(Entries from a dataset of interfaces)
▼
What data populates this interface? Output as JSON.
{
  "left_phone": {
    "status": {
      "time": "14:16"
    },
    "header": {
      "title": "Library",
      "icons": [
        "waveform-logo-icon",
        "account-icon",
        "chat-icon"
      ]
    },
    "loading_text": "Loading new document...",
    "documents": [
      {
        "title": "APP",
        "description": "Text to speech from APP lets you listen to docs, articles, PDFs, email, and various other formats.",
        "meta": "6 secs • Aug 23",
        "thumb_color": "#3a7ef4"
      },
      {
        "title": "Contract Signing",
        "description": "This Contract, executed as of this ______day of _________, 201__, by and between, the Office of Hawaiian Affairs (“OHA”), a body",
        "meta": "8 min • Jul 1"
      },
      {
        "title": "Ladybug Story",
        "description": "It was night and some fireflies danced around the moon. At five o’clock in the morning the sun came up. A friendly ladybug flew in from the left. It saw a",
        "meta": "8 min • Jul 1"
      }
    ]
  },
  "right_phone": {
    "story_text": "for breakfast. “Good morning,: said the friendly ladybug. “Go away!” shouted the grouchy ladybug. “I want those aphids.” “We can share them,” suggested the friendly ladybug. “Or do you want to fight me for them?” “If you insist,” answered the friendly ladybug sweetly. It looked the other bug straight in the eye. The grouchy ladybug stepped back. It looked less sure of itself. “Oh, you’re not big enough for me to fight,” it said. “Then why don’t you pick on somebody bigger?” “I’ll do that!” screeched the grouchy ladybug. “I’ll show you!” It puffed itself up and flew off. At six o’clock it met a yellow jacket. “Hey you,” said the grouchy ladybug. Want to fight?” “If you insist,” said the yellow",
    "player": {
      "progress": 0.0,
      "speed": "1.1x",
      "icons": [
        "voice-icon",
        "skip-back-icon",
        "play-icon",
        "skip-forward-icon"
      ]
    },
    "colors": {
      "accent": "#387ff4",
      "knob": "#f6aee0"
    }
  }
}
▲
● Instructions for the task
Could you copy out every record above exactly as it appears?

● Answer to this exercise
What data populates this interface? Output as JSON.
{
  "left_phone": {
    "status": {
      "time": "14:16"
    },
    "header": {
      "title": "Library",
      "icons": [
        "waveform-logo-icon",
        "account-icon",
        "chat-icon"
      ]
    },
    "loading_text": "Loading new document...",
    "documents": [
      {
        "title": "APP",
        "description": "Text to speech from APP lets you listen to docs, articles, PDFs, email, and various other formats.",
        "meta": "6 secs • Aug 23",
        "thumb_color": "#3a7ef4"
      },
      {
        "title": "Contract Signing",
        "description": "This Contract, executed as of this ______day of _________, 201__, by and between, the Office of Hawaiian Affairs (“OHA”), a body",
        "meta": "8 min • Jul 1"
      },
      {
        "title": "Ladybug Story",
        "description": "It was night and some fireflies danced around the moon. At five o’clock in the morning the sun came up. A friendly ladybug flew in from the left. It saw a",
        "meta": "8 min • Jul 1"
      }
    ]
  },
  "right_phone": {
    "story_text": "for breakfast. “Good morning,: said the friendly ladybug. “Go away!” shouted the grouchy ladybug. “I want those aphids.” “We can share them,” suggested the friendly ladybug. “Or do you want to fight me for them?” “If you insist,” answered the friendly ladybug sweetly. It looked the other bug straight in the eye. The grouchy ladybug stepped back. It looked less sure of itself. “Oh, you’re not big enough for me to fight,” it said. “Then why don’t you pick on somebody bigger?” “I’ll do that!” screeched the grouchy ladybug. “I’ll show you!” It puffed itself up and flew off. At six o’clock it met a yellow jacket. “Hey you,” said the grouchy ladybug. Want to fight?” “If you insist,” said the yellow",
    "player": {
      "progress": 0.0,
      "speed": "1.1x",
      "icons": [
        "voice-icon",
        "skip-back-icon",
        "play-icon",
        "skip-forward-icon"
      ]
    },
    "colors": {
      "accent": "#387ff4",
      "knob": "#f6aee0"
    }
  }
}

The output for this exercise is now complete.